A dear friend took my wife and me to dinner last week. We went to an expensive restaurant that served a fabulous meal. But that is not why he chose it. Rather, it was a place particularly suited for conversation. There was no loud music blaring, no televisions with ESPN highlights and scrolling baseball scores. Undisturbed, we dined and talked for nearly five hours, and it was a delightful time.
Reflecting later on the experience, I was struck by how the conditions for fine dining can differ so much from our expectations for public worship. My own congregation promotes its worship as simple, avoiding the worship bands, big screens, and other common features of many churches today. But any pride that I may be tempted to feel is dispelled when I read how the Westminster Assembly, in its Directory for Public Worship, prescribed the proper way to approach worship:
The people are wholly to attend upon [worship], forbearing to read anything, except what the minister is then reading or citing; and abstaining much more from all private whisperings, conferences, salutations, or doing reverence to any person present, or coming in; as also from all gazing, sleeping, and other indecent behavior, which may disturb the minister or people, or hinder themselves or others in the service of God.
Whispering, gazing, sleeping—if I am honest, I must plead guilty to these and other “indecent behaviors” that hinder my worship and disturb others. The Westminster Larger Catechism reinforces a demand for reverent attention in worship. Pew sitters are to
attend upon [the Word read and preached] with diligence, preparation, and prayer; examine what they hear by the Scriptures; receive the truth with faith, love, meekness, and readiness of mind, as the Word of God; meditate, and confer of it; hide it in their hearts, and bring forth the fruit of it in their lives. (Q&A 160)
An unattainably high bar, we are liable to think. But the Westminster divines wanted us to understand that it is largely through public worship that God meets with His people. These standards serve to deliver God’s promise that the Word and the sacraments are effectual to the elect for salvation. Reformed worship is about guarding the pulpit and fencing the table. The Westminster Assembly goes even further and asks, How are we to eliminate the distractions that beset us in worship?

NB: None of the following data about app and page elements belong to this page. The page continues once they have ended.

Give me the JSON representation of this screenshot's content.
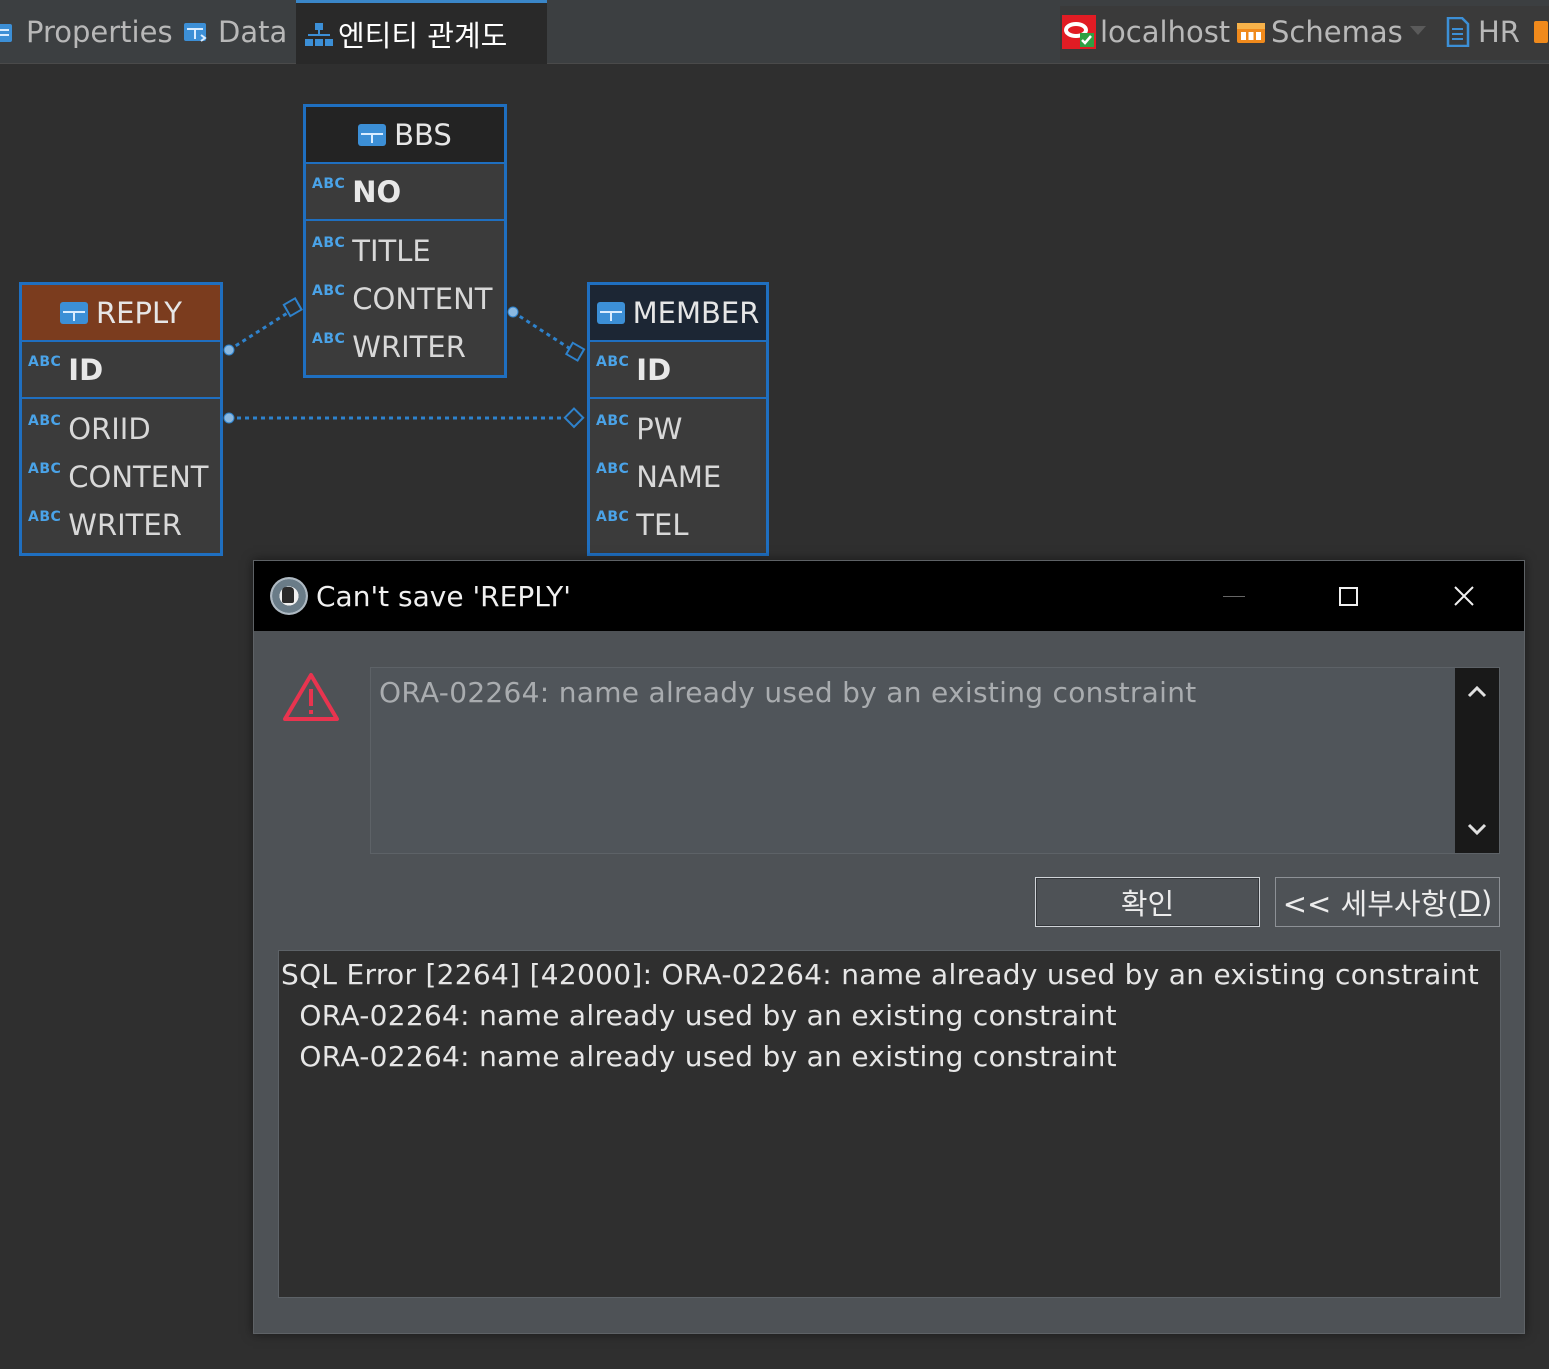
{
  "tabs": {
    "properties": "Properties",
    "data": "Data",
    "erd": "엔티티 관계도",
    "connection": "localhost",
    "schemas": "Schemas",
    "hr": "HR"
  },
  "entities": {
    "bbs": {
      "name": "BBS",
      "pk": "NO",
      "attrs": [
        "TITLE",
        "CONTENT",
        "WRITER"
      ]
    },
    "reply": {
      "name": "REPLY",
      "pk": "ID",
      "attrs": [
        "ORIID",
        "CONTENT",
        "WRITER"
      ]
    },
    "member": {
      "name": "MEMBER",
      "pk": "ID",
      "attrs": [
        "PW",
        "NAME",
        "TEL"
      ]
    },
    "type_badge": "ABC"
  },
  "dialog": {
    "title": "Can't save 'REPLY'",
    "message": "ORA-02264: name already used by an existing constraint",
    "ok_label": "확인",
    "details_prefix": "<< 세부사항(",
    "details_mnemonic": "D",
    "details_suffix": ")",
    "details": [
      "SQL Error [2264] [42000]: ORA-02264: name already used by an existing constraint",
      "  ORA-02264: name already used by an existing constraint",
      "  ORA-02264: name already used by an existing constraint"
    ]
  },
  "colors": {
    "accent": "#1f6fc0",
    "reply_header": "#7b3c1e",
    "warning": "#e8344f"
  }
}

For one, we might rethink the logic of “seeker-sensitive worship.” We should be concerned about visitors in our worship, but our concern for them should not prompt us to maximize their comfort and pleasure over the worship of God.